Some have to sit in the percolator for six months but others, like the dollhouse one, I couldn’t stop thinking about it. Nonetheless, I make sure to write every day for half an hour to an hour on my commute and the episodes take about a week to finish. On Thursdays, I write the outlines and the dialogues for episodes. The day after it’s recorded, I listen to the episodes and see what changes I need to make.
How has the podcast affected your day job?
I have become more productive. The podcast has helped me to focus. I’m a very anxious person. I get so much general anxiety. I have to focus on something to tune that out. The podcast is so much work. It is very encompassing of my spare time. Any time I’m not at work and I don’t have a family commitment, I have to be working on the podcast. Even if I’m at work, I ask myself, do I need to check my email again right now, or work on this other task that I need to do. It has helped me be more productive and I’ve learned that small tasks help me deal with my anxiety.
What do you do when you’re running low on creativity?
I’ll look on Twitter to see what’s trending. Also, the power of the deadline helps me push through when I’m low on creativity. That’s the secret of the podcast. Sometimes I have a couple of episodes in the bank but I have a day job, so I have to record something during the time I set aside because I don’t have any other time. The episodes need to come out. If I’m not feeling it, I remind myself that this is a podcast to put people to sleep. I have to put my perfectionism aside. That’s when the stories work. If I’m calm, the stories are more relaxed and more fun. They’re more ridiculous and absurd.
Do you listen to stories to fall asleep?
Once I started thinking about the podcast, I would listen to audiobooks, but I was always more of a person-to-person storyteller. It made me think, why isn’t there bedtime stories for grownups? I know adults want bedtime stories, why aren’t there more people out there providing it?
So what do you do then before sleep?
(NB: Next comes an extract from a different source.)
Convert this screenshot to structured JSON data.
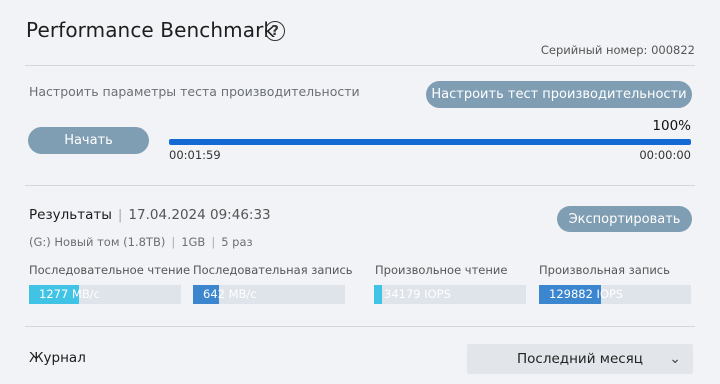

If I get too worked up on the future of the podcast, it can affect my sleep. I try to put myself in the listener's shoes and say, ‘OK I need to stop what I’m doing an hour before bed.’ I try to maintain a consistent routine like sit quietly, meditate, write, or I just read, usually fiction, for 45 minutes to unwind and help myself drift off.